Rain tends to drive pollen levels down because it makes the pollen damp and heavy so that it settles on the ground. Wind, on the other hand, will pick those pollen granules up, dry them out and get them flowing through the air. Pollen levels generally increase on windy days.

How useful are these pollen-related measurements?

Pollen measurements have become more accurate over time and remain a helpful way to gauge what’s happening outdoors so that you know whether or not you need to stay indoors. Of course, there are lots of variables that depend on you: what you’re allergic to, how sensitive you are to those triggers, etc.

Another challenge is that pollen grains are so small, it’s impossible to keep them out of your indoor living space. So no matter how much you try to avoid pollens, they’ll find their way to you when the kids run outside or when you open the door to retrieve a package off the front porch or when your cat or dog comes inside with pollen in their coat.

So should you get that pollen count app on your phone? Absolutely, but if your allergy problems are severe and/or last for more than a few months of the year, you probably also need to get treatment.

Long-term relief for your allergies

The gold standard for allergy treatment is allergy immunotherapy, which is the only treatment that has been shown to modify the underlying allergy—not just its symptoms.
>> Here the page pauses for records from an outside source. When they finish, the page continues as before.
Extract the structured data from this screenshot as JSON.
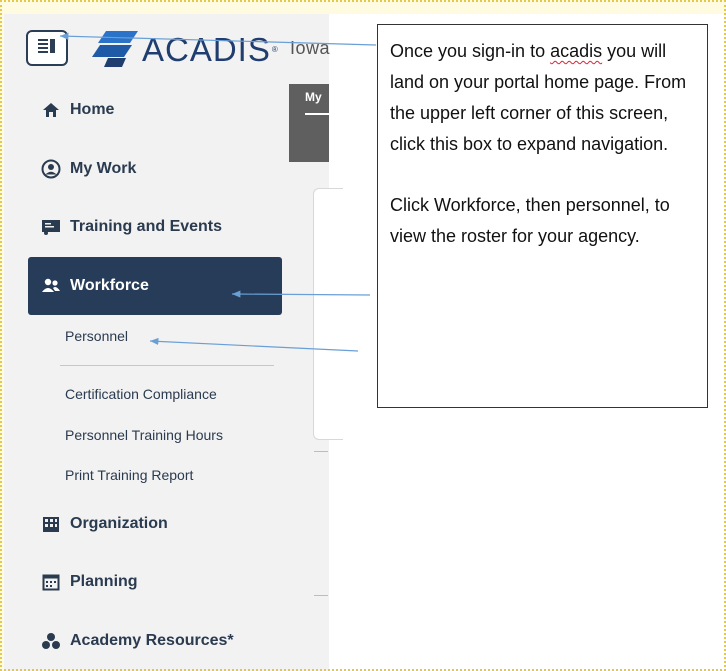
{
  "app": {
    "logo_text": "ACADIS",
    "logo_reg": "®",
    "site_label": "Iowa"
  },
  "icons": {
    "menu": "menu-toggle-icon",
    "home": "home-icon",
    "my_work": "user-circle-icon",
    "training": "presentation-icon",
    "workforce": "users-icon",
    "organization": "building-icon",
    "planning": "calendar-icon",
    "academy": "cubes-icon"
  },
  "sidebar": {
    "items": [
      {
        "label": "Home"
      },
      {
        "label": "My Work"
      },
      {
        "label": "Training and Events"
      },
      {
        "label": "Workforce",
        "active": true
      },
      {
        "label": "Organization"
      },
      {
        "label": "Planning"
      },
      {
        "label": "Academy Resources*"
      }
    ],
    "workforce_sub": [
      {
        "label": "Personnel"
      },
      {
        "label": "Certification Compliance"
      },
      {
        "label": "Personnel Training Hours"
      },
      {
        "label": "Print Training Report"
      }
    ]
  },
  "main": {
    "tab_label": "My"
  },
  "callout": {
    "p1_a": "Once you sign-in to ",
    "p1_word": "acadis",
    "p1_b": " you will land on your portal home page. From the upper left corner of this screen, click this box to expand navigation.",
    "p2": "Click Workforce, then personnel, to view the roster for your agency."
  },
  "colors": {
    "nav_active_bg": "#263c59",
    "brand_blue": "#1f3e6f",
    "arrow": "#6a9fd6",
    "page_bg": "#fffbe0"
  }
}
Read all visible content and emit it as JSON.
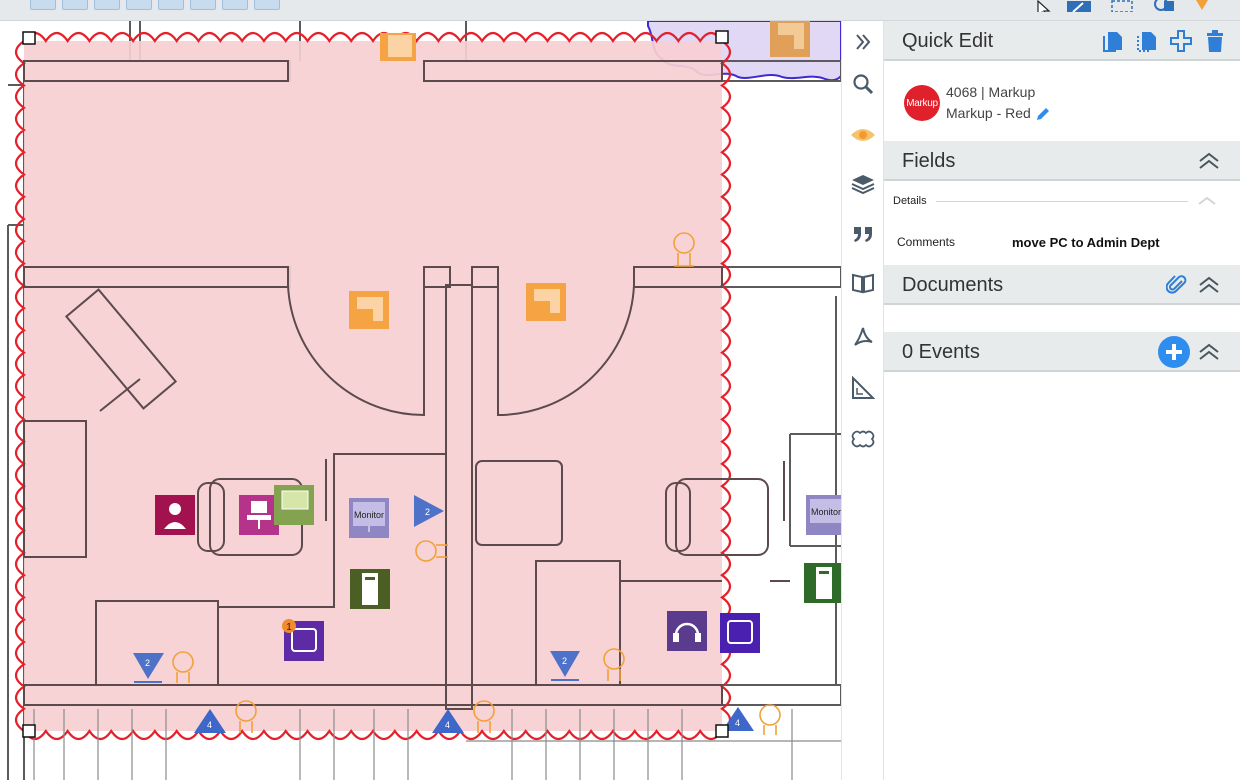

While medications may keep symptoms at bay while you’re taking them, they do not have the power that allergy immunotherapy has to actually change your immune response to allergens in the environment. Besides that, they contain a lot of chemicals that you can avoid with a natural allergy treatment, like immunotherapy.

You can get to the heart of your allergy problem through subcutaneous immunotherapy (allergy shots) or sublingual immunotherapy (allergy drops). At AllergyEasy, we prescribe sublingual immunotherapy or SLIT because it brings the benefits of shots without the safety risks or the hassle of driving to the doctor’s office a couple of times per week for shots. Because SLIT has a higher safety profile, it can be administered at home or on the go. With just a few drops under the tongue each day, you’ll be on your way to long-term allergy relief.

About The Author

Exactly What Does the Pollen Count Tell You?

Stuart H. Agren, M.D.

Stuart H. Agren, M.D. completed his undergraduate studies at the University of Utah and went on to earn his Doctor of Medicine from Tulane University School of Medicine in 1974. He completed additional training at L.D.S. Hospital in Salt Lake City, Utah and then established his private medical practice starting in 1975. Dr. Agren completed a mini-residency in Industrial Medicine at the Robert Johnson School of Medicine at Rutgers University and also completed training to become a certified Medical Review Officer.

Dr. Agren was the Medical Director at TRW and McDonnell Douglas in Mesa, Arizona and at Stauffer Chemical and Kennecott Copper in Salt Lake City, Utah. He also served as an adjunct faculty member at Arizona State University.

In his private medical practice, Dr. Agren specialized in family practice and allergy. In his work as a private practice allergist, he was one of the first doctors in the country to prescribe sublingual immunotherapy to his patients as an alternative to subcutaneous immunotherapy (allergy shots). He has also been a trailblazer in the field of food allergy treatment and research, developing a program to treat multiple food allergies simultaneously using sublingual immunotherapy. Dr. Agren has been featured on local CBS, NBC, and ABC news affiliates and won the peer-nominated “Top Doc” award from Phoenix Magazine.

After 20 years in private practice, Dr. Agren became the Founder and President of AllergyEasy, which helps primary care physicians around the country offer allergy testing and sublingual immunotherapy treatment to their patients. Over 200 physicians in over 32 states use the AllergyEasy program to help their patients overcome environmental and food allergies and asthma.